[Records drawn from a dataset]
------------
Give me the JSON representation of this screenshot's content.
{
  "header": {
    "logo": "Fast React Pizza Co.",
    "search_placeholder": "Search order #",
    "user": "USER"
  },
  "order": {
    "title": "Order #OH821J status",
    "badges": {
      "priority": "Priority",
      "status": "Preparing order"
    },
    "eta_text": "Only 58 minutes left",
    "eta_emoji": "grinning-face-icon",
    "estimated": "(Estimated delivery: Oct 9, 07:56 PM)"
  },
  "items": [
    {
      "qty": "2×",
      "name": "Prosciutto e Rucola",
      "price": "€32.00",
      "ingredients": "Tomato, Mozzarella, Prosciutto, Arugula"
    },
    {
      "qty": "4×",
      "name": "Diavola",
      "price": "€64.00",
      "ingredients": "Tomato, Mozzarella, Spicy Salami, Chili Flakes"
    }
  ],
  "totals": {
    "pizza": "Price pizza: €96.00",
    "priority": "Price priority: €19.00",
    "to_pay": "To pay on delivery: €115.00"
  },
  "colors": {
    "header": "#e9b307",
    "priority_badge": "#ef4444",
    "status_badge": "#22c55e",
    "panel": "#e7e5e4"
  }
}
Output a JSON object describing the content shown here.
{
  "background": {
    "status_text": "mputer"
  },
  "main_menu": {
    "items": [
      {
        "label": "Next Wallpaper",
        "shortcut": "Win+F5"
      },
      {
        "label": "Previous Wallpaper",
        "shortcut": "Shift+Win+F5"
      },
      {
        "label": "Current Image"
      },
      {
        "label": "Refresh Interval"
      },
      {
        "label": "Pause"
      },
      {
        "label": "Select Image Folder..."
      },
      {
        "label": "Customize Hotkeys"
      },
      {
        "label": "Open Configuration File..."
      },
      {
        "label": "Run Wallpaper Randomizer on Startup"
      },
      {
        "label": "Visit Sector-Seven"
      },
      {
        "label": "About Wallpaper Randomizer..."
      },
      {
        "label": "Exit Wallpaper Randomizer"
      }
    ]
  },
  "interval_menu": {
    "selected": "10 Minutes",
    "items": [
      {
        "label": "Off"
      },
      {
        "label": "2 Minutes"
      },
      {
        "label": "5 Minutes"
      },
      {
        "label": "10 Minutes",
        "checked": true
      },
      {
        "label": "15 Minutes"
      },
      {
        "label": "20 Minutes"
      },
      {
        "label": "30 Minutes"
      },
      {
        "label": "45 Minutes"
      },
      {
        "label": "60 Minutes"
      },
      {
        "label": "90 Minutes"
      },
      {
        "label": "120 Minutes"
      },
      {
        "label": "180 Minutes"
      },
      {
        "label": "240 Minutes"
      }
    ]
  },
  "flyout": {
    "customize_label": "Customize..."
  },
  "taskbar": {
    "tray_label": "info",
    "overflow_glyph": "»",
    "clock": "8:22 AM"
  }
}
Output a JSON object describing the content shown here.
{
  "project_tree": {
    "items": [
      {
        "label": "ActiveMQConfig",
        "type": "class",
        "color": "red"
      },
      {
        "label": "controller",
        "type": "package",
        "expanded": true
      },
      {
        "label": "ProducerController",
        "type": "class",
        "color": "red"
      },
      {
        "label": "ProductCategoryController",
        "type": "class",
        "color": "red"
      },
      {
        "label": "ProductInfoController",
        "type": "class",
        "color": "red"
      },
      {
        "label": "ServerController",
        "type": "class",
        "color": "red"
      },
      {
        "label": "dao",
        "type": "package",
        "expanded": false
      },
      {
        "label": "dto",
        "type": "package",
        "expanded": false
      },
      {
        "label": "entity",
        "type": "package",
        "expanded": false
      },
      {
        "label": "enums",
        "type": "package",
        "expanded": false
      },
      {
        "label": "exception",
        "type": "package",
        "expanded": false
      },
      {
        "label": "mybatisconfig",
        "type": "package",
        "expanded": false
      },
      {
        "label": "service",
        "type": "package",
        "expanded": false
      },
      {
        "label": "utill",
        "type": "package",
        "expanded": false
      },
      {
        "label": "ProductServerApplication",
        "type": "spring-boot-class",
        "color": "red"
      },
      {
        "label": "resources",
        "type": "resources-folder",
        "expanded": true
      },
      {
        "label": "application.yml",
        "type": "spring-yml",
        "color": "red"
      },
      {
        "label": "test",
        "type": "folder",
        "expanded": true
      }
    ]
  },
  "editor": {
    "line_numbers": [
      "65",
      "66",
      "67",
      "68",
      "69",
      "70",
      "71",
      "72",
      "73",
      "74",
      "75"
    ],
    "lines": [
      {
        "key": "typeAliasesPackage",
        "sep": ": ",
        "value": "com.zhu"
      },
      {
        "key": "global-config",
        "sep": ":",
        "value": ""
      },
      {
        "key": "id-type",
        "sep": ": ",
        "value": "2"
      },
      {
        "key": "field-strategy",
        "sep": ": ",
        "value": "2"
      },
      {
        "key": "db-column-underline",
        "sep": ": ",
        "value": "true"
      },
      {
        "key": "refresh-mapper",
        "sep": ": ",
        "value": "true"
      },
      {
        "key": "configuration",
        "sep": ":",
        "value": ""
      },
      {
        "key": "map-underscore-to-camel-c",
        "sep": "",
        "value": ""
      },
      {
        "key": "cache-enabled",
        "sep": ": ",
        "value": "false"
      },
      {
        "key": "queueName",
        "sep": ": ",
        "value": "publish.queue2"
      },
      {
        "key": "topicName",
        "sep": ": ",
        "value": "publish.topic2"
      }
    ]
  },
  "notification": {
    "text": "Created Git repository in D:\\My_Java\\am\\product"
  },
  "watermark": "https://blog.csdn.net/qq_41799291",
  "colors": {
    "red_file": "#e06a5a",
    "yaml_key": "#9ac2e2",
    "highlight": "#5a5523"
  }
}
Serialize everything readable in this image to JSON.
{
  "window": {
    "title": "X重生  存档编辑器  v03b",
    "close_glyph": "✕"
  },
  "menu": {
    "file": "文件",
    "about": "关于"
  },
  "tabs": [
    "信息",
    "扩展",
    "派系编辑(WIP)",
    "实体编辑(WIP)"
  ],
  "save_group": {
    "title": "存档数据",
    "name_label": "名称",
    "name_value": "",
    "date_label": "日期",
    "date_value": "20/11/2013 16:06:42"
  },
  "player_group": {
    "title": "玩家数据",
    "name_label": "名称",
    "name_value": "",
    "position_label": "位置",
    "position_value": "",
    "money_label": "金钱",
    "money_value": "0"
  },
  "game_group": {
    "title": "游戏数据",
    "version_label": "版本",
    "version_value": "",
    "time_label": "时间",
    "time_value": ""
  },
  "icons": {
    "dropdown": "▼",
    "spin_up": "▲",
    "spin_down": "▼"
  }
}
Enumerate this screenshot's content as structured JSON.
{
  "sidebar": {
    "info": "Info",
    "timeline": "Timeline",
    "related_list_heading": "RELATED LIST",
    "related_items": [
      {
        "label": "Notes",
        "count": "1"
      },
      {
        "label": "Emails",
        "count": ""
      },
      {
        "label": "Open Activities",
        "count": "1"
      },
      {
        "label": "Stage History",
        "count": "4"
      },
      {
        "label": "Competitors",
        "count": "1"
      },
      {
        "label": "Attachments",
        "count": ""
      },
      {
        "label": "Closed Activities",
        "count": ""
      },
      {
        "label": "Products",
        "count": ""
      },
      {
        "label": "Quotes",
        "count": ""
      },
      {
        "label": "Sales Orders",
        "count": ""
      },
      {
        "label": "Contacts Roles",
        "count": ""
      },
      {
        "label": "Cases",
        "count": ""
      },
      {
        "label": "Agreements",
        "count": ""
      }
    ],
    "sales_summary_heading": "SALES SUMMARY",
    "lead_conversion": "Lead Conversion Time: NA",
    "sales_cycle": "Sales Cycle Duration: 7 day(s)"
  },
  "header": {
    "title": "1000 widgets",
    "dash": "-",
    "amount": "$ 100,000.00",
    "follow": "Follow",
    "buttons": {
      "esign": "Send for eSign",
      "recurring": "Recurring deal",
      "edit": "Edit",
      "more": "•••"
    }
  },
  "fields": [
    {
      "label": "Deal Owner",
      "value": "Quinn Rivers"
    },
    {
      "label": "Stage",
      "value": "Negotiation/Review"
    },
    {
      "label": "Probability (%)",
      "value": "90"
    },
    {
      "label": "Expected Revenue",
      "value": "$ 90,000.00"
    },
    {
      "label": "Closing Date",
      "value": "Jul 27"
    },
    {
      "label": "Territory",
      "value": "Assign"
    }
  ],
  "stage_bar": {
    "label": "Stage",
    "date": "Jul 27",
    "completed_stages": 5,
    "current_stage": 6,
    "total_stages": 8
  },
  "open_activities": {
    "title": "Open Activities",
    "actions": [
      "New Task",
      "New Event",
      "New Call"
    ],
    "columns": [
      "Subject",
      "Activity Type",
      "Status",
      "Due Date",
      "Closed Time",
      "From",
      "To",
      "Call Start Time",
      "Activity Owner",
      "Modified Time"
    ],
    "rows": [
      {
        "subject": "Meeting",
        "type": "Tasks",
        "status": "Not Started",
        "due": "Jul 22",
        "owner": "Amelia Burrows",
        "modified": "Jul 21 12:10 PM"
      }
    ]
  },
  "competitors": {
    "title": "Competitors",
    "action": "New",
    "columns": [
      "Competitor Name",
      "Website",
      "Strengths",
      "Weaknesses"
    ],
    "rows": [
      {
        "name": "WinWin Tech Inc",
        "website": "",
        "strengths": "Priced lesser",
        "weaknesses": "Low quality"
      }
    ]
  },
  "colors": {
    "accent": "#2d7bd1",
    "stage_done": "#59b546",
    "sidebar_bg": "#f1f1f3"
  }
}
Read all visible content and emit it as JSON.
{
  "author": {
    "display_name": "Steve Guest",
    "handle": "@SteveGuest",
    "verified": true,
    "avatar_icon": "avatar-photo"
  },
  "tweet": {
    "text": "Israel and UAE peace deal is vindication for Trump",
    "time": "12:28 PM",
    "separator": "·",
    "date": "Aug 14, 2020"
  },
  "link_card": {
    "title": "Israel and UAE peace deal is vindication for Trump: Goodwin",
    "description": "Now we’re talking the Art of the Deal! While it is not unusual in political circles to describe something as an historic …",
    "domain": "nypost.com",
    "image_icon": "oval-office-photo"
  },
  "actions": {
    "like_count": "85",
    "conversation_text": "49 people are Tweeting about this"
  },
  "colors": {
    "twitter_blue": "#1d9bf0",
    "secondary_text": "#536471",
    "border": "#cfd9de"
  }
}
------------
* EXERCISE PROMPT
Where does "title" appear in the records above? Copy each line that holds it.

* TASK RESULT
    "title": "Order #OH821J status",
    "title": "X重生  存档编辑器  v03b",
    "title": "存档数据",
    "title": "玩家数据",
    "title": "游戏数据",
    "title": "1000 widgets",
    "title": "Open Activities",
    "title": "Competitors",
    "title": "Israel and UAE peace deal is vindication for Trump: Goodwin",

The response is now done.